With no Russian, Ukrainian tourists, vacancies in sector will not need filling
As the tourism sector braces for pain following Russia’s invasion of Ukraine, employers and trade unions are sparring over whether Cyprus should still go ahead with initial plans to issue work permits for third country nationals to fill staff shortages in the tourism sector.
Cyprus was hoping to welcome some 800,000 tourists from Russia and Ukraine this year. Sanctions against Russia, the plunge in the rouble and the war in Ukraine has scuppered both those markets, only weeks after agreement was reached to once again allow charter flights from Russia.
Rising inflation and economic woes in Europe, as well as increased competition from other markets normally reliant on Russia, has only fanned concerns of a bleak tourism year, just as Cyprus was hoping for post-pandemic bumper season.
Against this background, Peo and Sek trade union confederations have proposed that authorities shelve any plans to bring in third country nationals to fill vacancies in the tourism sector.
Peo general secretary Sotiroulla Charalambous told CyBC radio on Thursday that given that hotels and tourism businesses, especially in the Famagusta district, are considering not even opening, it was unwise to think of bringing in extra staff.
She and Sek trade union general secretary Andreas Matsas added that there was already more availability of staff because of relaxations given to foreign students. Refugees from Ukraine could, if they want, also be allowed to join the workforce they added.
But Michalis Antoniou of the Employers and Industrialists Federation (OEV) said this discussion was on the wrong basis, since there was no intention of giving Cypriot jobs to non-Cypriots.
However, as considerable preparation was needed to bring in hotel employees, OEV wanted preliminary work permits granted, which would be activated only if there is a need for them.
The same point was made by OEV president Antonis Antoniou in a letter to the ministers of labour, finance and interior regarding the impact of the war on the economy.
“Despite the radical change to the scene because of the war, in the event, as we hope, that the situation is normalised, the tourism sector must be ready to make the best of the opportunities that are created once the extraordinary situation ends,” he said in the letter made public on Thursday.
Procedures already underway to issue work permits to third country nationals, with priority for hotels, restaurants and other businesses associated with tourism, must be completed the soonest possible.

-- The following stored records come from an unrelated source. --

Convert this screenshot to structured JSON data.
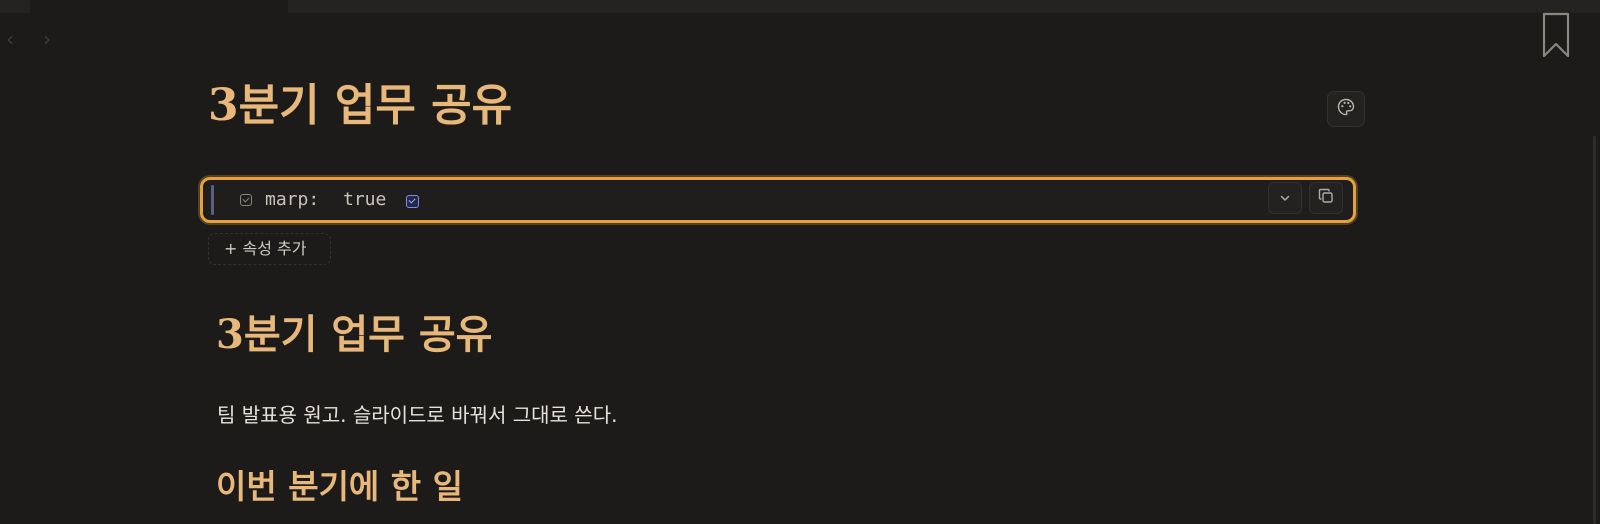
{
  "nav": {
    "back_icon": "‹",
    "forward_icon": "›"
  },
  "note": {
    "title": "3분기 업무 공유",
    "properties": [
      {
        "key": "marp:",
        "value": "true",
        "checked": true
      }
    ],
    "add_property_label": "+ 속성 추가"
  },
  "content": {
    "h1": "3분기 업무 공유",
    "paragraph": "팀 발표용 원고. 슬라이드로 바꿔서 그대로 쓴다.",
    "h2": "이번 분기에 한 일"
  },
  "icons": {
    "back": "chevron-left-icon",
    "forward": "chevron-right-icon",
    "bookmark": "bookmark-icon",
    "palette": "palette-icon",
    "fold": "chevron-down-icon",
    "copy": "copy-icon"
  },
  "colors": {
    "background": "#1c1b1a",
    "heading": "#e8b87a",
    "highlight_border": "#e5a13e",
    "checkbox_accent": "#7f8fe0"
  }
}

Despite the uncertainty about incoming tourism all the required permits must be issued provisionally so that companies can make the necessary preparations. “These permits could be activated to the extent permitted by developments regarding the war,” he added.
In his letter, Antoniou called on the government to draw up support schemes modelled on those implemented during the pandemic. These should cater to businesses affected by the war in Ukraine and last as long as necessary to prevent bankruptcies. The EU should be urged to set up a new financing tool, along the lines of the Next Generation EU and the Recovery and Resilience fund as countries will find it difficult, if not impossible, to finance such support.
Antoniou also called for employment support schemes, again modelled on those implemented during the pandemic. Here emphasis should go to those tourist areas that traditionally rely on Russian visitors (Famagusta district and Paphos) as well as to Limassol, which is home to a large number of companies with business activities linked to Ukraine and Russia.